Back pain and back injury is the most common complaint in the world that leads to a GP appointment. It is thought that 9 out of 10 people in the UK will experience back pain in their lifetime. At Physiocomestoyou, we see huge numbers of people with back pain each year and so we stay up to date with the latest research and ideas for best management. Back pain can re-occur and often it does in episodes.
Having experienced the pain and feeling of panic associated with severe back pain, our physio and Bristol Manager Leanne shares her 5 top tips on how you can limit your risk of getting back pain or a re-occurrence of back pain:
1. Stay Active
A big risk factor for back pain is a reduction in your activity levels. This may be gradual over time or enforced due to work or lifestyle changes that you have no control over. However, reducing your general activity level means a higher risk of tissues becoming less flexible, oxygen not flowing freely to aid natural recovery and muscles being used less often. Research has clearly indicated that those of us that are staying more active will have less episodes of back pain. Regularly exercising doesn’t require a huge time commitment, and the benefits do not only include a reduction in back pain, but many other health improvements such as your heart health and a lower risk of diabetes.
2. Manage Your Weight

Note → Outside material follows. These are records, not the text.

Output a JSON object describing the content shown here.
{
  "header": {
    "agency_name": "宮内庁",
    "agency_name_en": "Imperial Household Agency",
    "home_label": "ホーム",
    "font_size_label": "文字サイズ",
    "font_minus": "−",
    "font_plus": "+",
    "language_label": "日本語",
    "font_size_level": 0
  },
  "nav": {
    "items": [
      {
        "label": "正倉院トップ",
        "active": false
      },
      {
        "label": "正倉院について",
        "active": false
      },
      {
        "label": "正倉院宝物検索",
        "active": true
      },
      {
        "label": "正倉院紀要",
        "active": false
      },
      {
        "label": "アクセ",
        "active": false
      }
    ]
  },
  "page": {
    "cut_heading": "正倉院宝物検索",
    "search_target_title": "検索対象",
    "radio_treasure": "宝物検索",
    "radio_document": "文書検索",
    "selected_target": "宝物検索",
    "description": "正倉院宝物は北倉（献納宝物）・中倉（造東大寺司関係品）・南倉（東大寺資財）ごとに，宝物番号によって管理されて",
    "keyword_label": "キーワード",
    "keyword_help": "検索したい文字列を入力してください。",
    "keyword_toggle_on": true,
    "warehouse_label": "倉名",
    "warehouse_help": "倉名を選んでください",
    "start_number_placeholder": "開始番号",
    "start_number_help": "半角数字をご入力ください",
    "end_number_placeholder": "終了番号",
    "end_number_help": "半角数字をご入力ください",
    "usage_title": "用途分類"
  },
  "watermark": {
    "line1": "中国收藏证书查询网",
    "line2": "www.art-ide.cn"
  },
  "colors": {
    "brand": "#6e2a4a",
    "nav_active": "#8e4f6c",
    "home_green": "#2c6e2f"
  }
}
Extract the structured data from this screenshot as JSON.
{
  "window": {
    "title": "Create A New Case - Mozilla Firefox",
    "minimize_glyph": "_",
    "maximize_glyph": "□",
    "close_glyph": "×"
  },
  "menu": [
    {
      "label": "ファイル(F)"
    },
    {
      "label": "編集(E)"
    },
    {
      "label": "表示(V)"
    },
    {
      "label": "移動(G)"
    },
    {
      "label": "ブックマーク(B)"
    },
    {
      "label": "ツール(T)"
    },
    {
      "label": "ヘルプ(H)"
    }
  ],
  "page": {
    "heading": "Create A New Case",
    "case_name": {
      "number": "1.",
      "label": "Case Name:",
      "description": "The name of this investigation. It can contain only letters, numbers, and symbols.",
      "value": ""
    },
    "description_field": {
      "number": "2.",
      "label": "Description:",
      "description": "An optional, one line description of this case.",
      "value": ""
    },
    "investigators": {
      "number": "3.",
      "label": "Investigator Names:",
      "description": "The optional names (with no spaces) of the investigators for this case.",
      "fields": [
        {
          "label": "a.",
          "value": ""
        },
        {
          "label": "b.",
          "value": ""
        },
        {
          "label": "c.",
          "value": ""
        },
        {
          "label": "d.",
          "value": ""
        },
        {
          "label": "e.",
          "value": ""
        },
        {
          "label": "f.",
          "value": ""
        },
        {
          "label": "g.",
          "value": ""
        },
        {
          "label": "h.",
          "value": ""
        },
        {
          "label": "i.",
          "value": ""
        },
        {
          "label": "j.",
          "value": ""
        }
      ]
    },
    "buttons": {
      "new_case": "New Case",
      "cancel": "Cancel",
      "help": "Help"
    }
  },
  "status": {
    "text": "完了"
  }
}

It appears that an increased waistline can influence back pain episodes. We are not sure if this is directly due to the increased physical weight on the tissues of the back, or if this is due to biological changes in over-weight individuals. It is sometimes hard to notice the gradual increase in our own size and shape. Take the time to measure your waistline monthly or have a pair of fitted trousers or a skirt that you know only just fits you, and try to ensure it always does up. This is a quick and easy way to remind yourself to lose a little weight if it has crept on. Small changes to diet can make positive changes to your shape and size. An example is cutting down significantly on breads and pastas. This can help to lower weight significantly if you are persistent.
3. Avoid Twisting Awkwardly When Lifting
The evidence for what movements and postures are potentially troublesome for our backs has changed and varied a lot over the last decade. It was commonly thought that slouching when we sit and bending our spines to lift instead of our knees, would definitely lead to back problems in older years, but this is not the case. We are still unsure which particular postures cause back pain, but it certainly appears that no one posture is linked to back pain. We do know that heavy lifting with a twist in bent postures can be risky for disc injuries. This is mostly based on biomechanical studies on human tissues. Remember to bend your knees when getting things out of the dishwasher and keep boxes and objects close to your body when you lift them and not at arms length. These are good rules of thumb for safe back care.
4. Do Some Back Strengthening Exercise
Most people will have heard of Pilates these days and the idea of back strengthening has been around a while now in one form or another. Whilst there is no direct evidence linking focused exercises for particular trunk muscles to less back pain, there is definitely evidence to suggest that general body exercise incorporating strengthening of the trunk as a whole can be beneficial in reducing back pain episodes. Try Pilates and if you enjoy it, it works for your schedule, and you find it keeps you exercising regularly, keep at it. But remember that any form of general body conditioning including brisk walks, gym based exercising, aqua aerobics or other fitness classes can be beneficial too. Find the activity that suits your lifestyle or ask a Physiotherapist to set you a succinct programme you can do at home. Do whatever fits into your lifestyle best and will ensure you keep doing it.
5. Don’t Be Afraid
This is a tough one. Anyone that has experienced back pain will long remember the horrible feeling of spasm and pain it induces. You may also have had some temporary nerve sensations or a feeling of not being able to move when it started. This can be scary. Often as symptoms naturally resolve and heal we become more confident with movements and day-to-day activities. Sometimes we can become fearful of repeated episodes of back pain and start to avoid certain movements or activities we associate with risk. This is a vicious circle as we then become less used to doing those movements or activities and limit our fitness for doing them. Fear can also have a great impact on the brain and processing centres where pain is produced. It can heighten the ‘alertness’ of certain areas of the brain and produce faster or more easily triggered responses, leading to more pain and symptoms even if no harm is done to the tissues. It is invaluable to seek reassurance and education from physiotherapists or other health professionals to help you better understand your symptoms and back pain, so that you are less fearful. Use an element of caution when reading online, the Internet is great but there are a lot of mixed messages out there and this can further confuse you. Ask the questions you are thinking in your mind and get clear answers so you are fully equipped to manage your own back. This can ensure you recover as quickly as possible and don’t worry over the length of time symptoms last or what you should or shouldn’t be doing.
We hope that these quick and easy steps will help you to better manage your back pain and get on the road to recovery. If you have any further questions, don’t hesitate to contact us for individual assessment and management strategies on 020 7884 0374 or email firstname.lastname@example.org.